Rakan Almasri, his wife, Houda, and their five children arrived in Canada on Nov. 30, after a year and a half in Turkey, and have spent the days since becoming familiar with their new home – a house in the town of Maple, north of Toronto.
"This country is busy," says Mr. Almasri, an engineer who worked on power stations, remarking on the traffic, especially at rush hour.
As he talks, his wife reminds him in Arabic of another event that has taken them by surprise. "Tomorrow," she says, her face lighting up with a wide smile.
With the move, he explains, they almost forgot that Monday will be their 20th wedding anniversary. It will be strange, Mr. Almasri says, to mark the occasion so far from home and family. "Anyway, we are in a safe place now," he says.
Mr. Almasri talks of his hopes for his children – three sons and two daughters who range in age from nine to 19. He and his wife, a teacher, want to be active members of society, he says, and integrate as soon as possible.
In a nearby hallway, Akram Aljbuoli embraces a man in a grey suit and tie, the two reunited after years. Mr. Aljbuoli, who arrived in October, lives north of Toronto with his wife and two daughters. His eyes well up as he talks of the family he has left behind, a mother and a brother who is disabled after a bomb blast. Another brother was murdered in Syria, he said.
Through a translator, Mr. Aljbuoli says he has found work at an auto-parts plant, thanks to a friend. He is relying on a ride to get to his job, but he hopes to begin work on getting an Ontario driver's licence soon.
The man in the suit, Mazen Khabbaz, is the newest arrival of this group. He and his brother landed in Toronto with their families on Wednesday from Egypt. They are staying in Milton, Ont., west of Toronto, the house guests of two members of the group that sponsored them.
"I don't look like a refugee," he jokes through a translator. In Syria, he made and installed doors, windows and cabinets, he says. Like the others, he says his children's future is the main reason he has come to Canada.

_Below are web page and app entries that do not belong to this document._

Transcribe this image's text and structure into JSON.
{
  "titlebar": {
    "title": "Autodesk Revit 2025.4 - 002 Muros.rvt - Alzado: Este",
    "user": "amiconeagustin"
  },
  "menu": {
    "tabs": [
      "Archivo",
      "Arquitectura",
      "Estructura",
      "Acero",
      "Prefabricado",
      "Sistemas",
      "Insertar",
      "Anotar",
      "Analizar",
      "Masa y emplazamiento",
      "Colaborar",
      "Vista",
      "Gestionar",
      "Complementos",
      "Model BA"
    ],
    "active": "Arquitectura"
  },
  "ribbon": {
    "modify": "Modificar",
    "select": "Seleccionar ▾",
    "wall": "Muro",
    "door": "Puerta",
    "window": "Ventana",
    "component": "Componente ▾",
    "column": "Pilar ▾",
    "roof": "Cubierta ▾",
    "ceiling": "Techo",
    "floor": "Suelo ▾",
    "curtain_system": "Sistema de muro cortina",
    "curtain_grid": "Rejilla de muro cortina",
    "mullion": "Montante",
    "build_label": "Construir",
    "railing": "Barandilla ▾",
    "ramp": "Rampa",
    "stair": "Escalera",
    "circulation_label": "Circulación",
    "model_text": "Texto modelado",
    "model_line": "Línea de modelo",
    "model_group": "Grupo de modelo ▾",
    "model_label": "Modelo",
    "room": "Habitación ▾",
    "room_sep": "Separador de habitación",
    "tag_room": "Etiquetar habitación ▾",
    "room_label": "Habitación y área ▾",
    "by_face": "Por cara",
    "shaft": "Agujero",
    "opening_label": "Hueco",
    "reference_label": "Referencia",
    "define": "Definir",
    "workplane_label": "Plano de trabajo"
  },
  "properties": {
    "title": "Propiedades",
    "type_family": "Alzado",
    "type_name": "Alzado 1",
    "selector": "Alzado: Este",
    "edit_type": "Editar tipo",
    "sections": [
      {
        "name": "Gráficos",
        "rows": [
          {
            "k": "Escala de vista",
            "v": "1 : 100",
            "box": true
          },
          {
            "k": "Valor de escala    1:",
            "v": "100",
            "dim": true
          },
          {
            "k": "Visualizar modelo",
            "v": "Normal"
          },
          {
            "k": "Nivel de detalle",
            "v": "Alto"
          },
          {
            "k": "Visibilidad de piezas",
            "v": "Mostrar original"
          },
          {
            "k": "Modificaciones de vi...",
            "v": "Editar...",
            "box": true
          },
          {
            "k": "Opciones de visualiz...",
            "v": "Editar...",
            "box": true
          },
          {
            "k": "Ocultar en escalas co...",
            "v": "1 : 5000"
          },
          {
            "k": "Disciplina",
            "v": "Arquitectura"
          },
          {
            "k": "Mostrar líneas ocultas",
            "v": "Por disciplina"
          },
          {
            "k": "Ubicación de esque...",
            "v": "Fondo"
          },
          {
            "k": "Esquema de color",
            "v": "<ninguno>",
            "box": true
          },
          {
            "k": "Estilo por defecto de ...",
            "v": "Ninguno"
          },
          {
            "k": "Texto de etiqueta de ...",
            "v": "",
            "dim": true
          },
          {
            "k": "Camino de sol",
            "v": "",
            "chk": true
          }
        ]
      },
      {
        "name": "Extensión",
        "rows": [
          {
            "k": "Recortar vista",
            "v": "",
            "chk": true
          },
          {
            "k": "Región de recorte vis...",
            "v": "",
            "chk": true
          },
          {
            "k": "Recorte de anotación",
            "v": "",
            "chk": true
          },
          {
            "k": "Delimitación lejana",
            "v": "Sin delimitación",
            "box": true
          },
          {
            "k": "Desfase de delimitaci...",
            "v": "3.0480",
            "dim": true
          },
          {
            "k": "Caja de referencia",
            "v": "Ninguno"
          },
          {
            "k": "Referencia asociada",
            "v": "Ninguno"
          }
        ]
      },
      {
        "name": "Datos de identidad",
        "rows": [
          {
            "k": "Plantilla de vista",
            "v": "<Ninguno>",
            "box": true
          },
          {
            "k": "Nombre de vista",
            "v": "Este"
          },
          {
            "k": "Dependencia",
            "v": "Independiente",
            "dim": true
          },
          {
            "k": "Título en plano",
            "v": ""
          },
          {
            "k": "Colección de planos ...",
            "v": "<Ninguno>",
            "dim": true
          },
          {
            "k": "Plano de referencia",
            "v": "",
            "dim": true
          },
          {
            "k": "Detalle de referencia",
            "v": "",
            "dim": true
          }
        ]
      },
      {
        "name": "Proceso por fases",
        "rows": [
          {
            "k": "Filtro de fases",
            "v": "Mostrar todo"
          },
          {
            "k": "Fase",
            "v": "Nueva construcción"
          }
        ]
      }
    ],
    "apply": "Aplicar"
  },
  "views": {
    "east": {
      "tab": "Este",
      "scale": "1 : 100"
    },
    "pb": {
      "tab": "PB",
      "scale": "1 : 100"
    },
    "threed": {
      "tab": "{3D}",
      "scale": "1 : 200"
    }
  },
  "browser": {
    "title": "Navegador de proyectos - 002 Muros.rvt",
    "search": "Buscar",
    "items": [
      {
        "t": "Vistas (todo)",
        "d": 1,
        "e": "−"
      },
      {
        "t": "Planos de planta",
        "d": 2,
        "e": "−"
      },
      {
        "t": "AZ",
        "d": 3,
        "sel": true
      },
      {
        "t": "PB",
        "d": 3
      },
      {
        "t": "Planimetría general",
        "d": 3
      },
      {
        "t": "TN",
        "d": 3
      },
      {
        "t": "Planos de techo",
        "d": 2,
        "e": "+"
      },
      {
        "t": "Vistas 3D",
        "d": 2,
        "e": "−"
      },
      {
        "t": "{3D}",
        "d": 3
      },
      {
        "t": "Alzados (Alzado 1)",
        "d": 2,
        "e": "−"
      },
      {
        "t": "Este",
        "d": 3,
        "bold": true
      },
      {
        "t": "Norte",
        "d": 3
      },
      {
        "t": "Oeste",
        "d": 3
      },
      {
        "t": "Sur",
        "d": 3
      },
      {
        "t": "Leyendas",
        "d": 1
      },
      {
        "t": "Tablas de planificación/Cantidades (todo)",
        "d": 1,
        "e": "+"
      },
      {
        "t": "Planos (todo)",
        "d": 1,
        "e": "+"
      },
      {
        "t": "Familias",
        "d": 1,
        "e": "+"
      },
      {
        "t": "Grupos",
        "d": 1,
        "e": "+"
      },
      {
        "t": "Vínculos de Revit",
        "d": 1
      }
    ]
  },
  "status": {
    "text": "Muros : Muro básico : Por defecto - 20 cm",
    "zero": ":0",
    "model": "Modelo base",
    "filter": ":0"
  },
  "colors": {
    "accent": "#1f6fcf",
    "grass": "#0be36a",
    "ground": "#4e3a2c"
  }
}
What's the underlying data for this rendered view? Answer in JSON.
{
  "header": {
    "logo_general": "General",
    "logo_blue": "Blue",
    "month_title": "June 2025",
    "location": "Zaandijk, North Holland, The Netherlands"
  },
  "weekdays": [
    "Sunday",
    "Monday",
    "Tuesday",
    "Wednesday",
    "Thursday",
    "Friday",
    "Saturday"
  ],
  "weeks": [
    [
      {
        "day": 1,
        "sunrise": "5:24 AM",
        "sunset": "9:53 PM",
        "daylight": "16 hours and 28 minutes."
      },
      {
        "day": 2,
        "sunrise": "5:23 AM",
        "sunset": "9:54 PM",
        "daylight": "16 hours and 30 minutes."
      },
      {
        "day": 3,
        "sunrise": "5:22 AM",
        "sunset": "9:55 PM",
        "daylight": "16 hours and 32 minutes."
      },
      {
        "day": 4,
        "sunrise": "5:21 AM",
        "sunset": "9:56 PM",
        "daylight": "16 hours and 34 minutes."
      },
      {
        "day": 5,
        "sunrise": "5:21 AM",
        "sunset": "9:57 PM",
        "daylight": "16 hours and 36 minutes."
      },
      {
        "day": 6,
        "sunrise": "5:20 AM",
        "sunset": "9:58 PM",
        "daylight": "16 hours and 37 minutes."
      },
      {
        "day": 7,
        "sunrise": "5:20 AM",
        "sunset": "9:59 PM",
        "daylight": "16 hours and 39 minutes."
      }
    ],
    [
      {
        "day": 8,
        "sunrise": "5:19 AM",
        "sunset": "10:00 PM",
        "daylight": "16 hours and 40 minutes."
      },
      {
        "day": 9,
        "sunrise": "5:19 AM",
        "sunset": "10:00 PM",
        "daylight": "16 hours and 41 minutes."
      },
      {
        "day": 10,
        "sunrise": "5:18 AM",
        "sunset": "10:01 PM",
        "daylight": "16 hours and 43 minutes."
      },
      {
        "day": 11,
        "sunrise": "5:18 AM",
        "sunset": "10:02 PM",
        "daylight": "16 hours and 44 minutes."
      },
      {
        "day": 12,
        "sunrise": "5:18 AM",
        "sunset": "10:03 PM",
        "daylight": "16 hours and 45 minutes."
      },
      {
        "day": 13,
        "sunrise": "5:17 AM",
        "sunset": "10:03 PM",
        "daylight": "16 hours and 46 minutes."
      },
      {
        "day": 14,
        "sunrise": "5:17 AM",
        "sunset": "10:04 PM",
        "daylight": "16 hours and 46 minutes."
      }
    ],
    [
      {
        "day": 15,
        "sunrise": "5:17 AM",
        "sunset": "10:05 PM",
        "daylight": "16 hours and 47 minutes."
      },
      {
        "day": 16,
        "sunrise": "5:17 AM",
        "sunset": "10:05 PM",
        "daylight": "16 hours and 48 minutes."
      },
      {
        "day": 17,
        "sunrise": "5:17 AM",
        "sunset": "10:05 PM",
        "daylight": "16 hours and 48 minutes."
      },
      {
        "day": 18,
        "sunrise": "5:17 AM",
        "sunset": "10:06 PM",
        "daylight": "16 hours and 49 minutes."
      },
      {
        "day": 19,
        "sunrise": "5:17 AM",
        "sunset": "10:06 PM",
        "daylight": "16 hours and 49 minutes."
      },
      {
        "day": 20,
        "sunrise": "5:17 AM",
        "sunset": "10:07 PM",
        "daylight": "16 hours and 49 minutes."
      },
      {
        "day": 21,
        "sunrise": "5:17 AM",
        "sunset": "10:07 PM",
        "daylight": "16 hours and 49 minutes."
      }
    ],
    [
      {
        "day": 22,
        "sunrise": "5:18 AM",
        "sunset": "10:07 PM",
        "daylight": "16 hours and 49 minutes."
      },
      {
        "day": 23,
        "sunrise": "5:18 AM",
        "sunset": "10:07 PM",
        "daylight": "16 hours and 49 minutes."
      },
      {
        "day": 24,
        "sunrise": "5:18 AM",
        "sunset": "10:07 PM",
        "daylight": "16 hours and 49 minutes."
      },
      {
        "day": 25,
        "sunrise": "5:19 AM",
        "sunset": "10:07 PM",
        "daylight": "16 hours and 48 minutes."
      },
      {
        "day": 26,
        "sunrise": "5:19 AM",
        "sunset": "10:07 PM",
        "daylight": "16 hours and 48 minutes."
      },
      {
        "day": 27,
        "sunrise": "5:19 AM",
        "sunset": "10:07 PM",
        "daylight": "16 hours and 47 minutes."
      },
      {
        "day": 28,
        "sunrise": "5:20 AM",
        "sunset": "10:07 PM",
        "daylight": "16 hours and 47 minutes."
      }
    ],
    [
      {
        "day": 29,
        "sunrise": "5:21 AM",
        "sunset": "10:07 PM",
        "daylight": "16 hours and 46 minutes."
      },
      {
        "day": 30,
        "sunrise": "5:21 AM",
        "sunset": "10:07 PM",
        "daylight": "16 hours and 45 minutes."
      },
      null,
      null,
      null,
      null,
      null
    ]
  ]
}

Aslan Daud, the chairman of the Canadian branch of Humanity First, says so far this year, the organization has helped sponsor 60 refugees from Syria and expects to welcome as many as 240 more next year, as families who arrive contact others and encourage them to follow.
"The list keeps growing," he says.